EXERCISE:
Examine the data line by line and report how many lines include the word "Analysis", with no additional output.

Page and application data records:
* * * *

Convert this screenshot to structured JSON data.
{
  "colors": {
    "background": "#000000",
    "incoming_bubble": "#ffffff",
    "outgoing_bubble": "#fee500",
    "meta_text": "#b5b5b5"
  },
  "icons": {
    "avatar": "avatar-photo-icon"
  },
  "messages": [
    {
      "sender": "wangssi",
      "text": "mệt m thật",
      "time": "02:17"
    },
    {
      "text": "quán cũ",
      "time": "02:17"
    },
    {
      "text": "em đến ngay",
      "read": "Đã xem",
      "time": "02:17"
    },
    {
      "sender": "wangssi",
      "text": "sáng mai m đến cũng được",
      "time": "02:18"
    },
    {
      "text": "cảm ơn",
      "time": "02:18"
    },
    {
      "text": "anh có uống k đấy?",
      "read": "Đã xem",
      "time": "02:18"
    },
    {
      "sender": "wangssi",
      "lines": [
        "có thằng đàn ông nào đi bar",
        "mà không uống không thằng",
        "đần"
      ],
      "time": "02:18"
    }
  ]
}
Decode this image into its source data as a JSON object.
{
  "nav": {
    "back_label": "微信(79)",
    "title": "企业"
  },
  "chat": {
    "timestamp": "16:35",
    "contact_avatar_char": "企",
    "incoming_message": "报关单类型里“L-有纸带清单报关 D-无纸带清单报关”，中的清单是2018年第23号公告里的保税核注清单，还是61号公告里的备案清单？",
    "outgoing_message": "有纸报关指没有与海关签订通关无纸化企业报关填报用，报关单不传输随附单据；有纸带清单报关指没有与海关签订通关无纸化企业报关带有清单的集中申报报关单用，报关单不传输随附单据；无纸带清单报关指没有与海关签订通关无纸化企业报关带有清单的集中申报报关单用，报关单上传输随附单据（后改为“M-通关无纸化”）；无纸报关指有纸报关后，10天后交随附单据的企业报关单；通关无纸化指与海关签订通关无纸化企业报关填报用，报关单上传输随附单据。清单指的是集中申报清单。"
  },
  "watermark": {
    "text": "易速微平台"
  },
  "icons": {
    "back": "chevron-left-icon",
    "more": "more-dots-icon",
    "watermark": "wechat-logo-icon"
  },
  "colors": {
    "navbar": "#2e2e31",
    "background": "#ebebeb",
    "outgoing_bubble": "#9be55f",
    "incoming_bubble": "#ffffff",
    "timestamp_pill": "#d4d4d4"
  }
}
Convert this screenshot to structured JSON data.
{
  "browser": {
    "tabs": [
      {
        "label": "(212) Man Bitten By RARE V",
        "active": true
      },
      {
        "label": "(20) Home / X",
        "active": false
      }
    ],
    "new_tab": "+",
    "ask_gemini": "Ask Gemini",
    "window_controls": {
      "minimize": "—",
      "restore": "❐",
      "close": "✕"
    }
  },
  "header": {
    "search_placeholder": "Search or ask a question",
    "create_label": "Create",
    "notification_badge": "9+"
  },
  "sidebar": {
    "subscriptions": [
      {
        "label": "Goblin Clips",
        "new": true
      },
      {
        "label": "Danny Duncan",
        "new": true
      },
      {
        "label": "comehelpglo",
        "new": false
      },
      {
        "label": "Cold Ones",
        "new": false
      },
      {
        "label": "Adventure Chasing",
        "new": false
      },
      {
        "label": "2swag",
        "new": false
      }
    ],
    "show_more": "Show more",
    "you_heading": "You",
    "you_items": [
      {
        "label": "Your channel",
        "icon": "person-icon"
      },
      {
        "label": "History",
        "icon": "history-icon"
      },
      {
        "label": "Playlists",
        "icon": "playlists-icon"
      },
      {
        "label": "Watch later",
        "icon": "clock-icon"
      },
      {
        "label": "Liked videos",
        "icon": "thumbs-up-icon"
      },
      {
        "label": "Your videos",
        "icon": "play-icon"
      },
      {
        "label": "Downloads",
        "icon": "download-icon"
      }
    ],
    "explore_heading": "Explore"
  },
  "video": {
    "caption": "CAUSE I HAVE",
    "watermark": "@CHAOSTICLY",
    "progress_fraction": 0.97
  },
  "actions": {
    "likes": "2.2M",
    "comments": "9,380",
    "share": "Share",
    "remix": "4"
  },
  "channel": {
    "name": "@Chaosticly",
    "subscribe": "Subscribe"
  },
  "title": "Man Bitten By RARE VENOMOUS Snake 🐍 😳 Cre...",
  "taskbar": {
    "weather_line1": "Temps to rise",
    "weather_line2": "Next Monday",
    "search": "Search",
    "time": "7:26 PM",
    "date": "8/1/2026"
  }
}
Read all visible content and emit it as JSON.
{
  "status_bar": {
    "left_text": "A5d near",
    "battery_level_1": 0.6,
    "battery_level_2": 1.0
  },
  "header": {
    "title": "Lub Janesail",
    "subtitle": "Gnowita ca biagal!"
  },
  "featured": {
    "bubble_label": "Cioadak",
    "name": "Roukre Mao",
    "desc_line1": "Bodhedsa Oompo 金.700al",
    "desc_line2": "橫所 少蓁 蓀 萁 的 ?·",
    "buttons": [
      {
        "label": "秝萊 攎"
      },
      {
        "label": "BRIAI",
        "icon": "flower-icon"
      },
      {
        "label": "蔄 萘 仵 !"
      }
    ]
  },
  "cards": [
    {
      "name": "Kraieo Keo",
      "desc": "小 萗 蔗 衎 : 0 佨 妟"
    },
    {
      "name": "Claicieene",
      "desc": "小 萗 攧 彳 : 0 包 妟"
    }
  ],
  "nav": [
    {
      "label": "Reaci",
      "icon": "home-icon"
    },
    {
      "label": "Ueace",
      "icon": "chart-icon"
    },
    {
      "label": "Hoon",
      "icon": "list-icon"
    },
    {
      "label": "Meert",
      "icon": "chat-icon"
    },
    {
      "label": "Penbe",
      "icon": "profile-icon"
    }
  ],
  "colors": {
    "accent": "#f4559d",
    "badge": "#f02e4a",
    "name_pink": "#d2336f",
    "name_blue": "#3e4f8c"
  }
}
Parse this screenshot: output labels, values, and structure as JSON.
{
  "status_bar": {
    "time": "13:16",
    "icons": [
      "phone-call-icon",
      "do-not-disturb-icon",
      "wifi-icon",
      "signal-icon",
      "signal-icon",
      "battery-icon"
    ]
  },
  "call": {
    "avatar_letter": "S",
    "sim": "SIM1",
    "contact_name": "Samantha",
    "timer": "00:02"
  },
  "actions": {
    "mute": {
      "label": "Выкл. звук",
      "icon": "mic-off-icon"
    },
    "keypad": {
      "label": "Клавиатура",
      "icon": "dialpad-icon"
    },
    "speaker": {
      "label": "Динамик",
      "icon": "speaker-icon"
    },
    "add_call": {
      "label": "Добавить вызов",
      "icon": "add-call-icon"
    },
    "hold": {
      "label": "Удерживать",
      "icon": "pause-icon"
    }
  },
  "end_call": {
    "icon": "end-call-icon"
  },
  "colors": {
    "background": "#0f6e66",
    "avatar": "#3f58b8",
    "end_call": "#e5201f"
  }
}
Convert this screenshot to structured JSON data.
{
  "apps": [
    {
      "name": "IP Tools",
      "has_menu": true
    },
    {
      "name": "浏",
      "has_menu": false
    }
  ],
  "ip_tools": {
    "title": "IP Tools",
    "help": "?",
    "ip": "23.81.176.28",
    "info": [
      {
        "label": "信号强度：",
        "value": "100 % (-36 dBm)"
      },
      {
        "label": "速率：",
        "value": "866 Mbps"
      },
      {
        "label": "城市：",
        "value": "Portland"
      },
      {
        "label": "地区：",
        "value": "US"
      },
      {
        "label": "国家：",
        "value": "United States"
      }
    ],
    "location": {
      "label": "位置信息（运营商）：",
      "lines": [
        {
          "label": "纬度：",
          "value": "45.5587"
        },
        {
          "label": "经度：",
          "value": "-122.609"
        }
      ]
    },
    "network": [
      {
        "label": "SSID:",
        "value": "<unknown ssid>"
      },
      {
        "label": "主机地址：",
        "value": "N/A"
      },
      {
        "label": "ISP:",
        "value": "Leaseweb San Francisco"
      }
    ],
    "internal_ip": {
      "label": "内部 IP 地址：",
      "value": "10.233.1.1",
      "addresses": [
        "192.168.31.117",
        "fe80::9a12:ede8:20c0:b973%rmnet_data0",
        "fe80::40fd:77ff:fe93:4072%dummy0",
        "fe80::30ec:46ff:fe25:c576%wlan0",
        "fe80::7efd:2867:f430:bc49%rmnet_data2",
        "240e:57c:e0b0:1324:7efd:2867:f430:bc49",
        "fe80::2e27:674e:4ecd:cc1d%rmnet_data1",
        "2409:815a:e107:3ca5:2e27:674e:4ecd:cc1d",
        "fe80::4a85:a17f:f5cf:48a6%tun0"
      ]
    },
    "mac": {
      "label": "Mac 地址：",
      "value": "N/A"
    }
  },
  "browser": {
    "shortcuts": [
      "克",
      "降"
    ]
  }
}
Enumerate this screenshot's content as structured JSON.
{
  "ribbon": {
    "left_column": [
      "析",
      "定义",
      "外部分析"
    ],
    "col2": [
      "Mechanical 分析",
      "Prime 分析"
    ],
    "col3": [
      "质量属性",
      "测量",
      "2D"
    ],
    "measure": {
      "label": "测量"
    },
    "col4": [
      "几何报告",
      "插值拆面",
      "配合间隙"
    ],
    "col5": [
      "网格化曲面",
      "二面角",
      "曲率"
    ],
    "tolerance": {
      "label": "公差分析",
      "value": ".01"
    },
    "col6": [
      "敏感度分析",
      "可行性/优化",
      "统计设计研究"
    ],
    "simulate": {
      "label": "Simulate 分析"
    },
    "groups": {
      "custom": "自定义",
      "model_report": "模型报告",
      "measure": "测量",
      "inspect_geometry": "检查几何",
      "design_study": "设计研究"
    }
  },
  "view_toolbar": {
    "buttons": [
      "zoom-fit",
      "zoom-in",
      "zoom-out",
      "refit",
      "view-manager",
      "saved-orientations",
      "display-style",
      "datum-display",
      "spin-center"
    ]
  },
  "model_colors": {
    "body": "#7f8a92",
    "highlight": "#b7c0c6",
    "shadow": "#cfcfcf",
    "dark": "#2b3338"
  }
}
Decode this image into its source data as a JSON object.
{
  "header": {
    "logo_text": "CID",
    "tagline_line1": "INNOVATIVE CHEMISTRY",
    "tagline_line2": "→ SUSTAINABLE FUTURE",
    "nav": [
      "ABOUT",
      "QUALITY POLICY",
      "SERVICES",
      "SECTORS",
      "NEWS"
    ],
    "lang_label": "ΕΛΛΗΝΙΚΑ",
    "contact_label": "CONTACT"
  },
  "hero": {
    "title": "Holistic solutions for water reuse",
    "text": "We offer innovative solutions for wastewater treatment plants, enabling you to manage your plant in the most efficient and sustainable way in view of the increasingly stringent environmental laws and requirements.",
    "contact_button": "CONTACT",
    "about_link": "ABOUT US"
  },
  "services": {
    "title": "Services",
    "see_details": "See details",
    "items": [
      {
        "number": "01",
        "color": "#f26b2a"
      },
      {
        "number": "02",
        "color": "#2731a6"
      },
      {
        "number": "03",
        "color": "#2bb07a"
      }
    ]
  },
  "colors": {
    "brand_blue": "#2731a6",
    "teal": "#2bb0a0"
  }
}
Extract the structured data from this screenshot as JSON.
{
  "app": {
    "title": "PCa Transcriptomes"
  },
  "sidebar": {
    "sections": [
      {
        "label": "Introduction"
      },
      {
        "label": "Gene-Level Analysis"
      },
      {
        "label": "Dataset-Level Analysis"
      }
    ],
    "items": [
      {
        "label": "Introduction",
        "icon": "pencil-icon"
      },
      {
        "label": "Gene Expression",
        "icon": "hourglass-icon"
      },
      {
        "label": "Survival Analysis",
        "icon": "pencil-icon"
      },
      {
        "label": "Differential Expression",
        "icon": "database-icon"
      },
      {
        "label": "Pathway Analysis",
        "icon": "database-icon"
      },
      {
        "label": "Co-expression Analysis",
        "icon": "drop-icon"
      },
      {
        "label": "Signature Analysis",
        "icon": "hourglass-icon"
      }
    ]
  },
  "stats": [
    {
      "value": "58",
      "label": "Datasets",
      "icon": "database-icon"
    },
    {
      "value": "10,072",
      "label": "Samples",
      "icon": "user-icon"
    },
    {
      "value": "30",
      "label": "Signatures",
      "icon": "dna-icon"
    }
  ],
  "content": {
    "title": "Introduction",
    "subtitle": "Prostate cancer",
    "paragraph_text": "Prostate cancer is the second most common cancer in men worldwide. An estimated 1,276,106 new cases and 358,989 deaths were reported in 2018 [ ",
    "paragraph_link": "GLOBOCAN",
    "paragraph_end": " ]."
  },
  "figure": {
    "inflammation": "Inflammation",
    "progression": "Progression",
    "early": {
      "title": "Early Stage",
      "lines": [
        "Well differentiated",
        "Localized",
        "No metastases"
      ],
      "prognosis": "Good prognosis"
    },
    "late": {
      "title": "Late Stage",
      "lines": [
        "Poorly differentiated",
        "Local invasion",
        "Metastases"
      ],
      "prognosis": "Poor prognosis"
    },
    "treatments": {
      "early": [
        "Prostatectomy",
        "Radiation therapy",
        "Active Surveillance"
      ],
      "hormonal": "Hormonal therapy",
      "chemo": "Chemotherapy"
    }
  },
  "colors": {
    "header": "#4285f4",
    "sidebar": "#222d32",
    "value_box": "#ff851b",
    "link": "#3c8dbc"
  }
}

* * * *

OUTPUT OF THE TASK:
6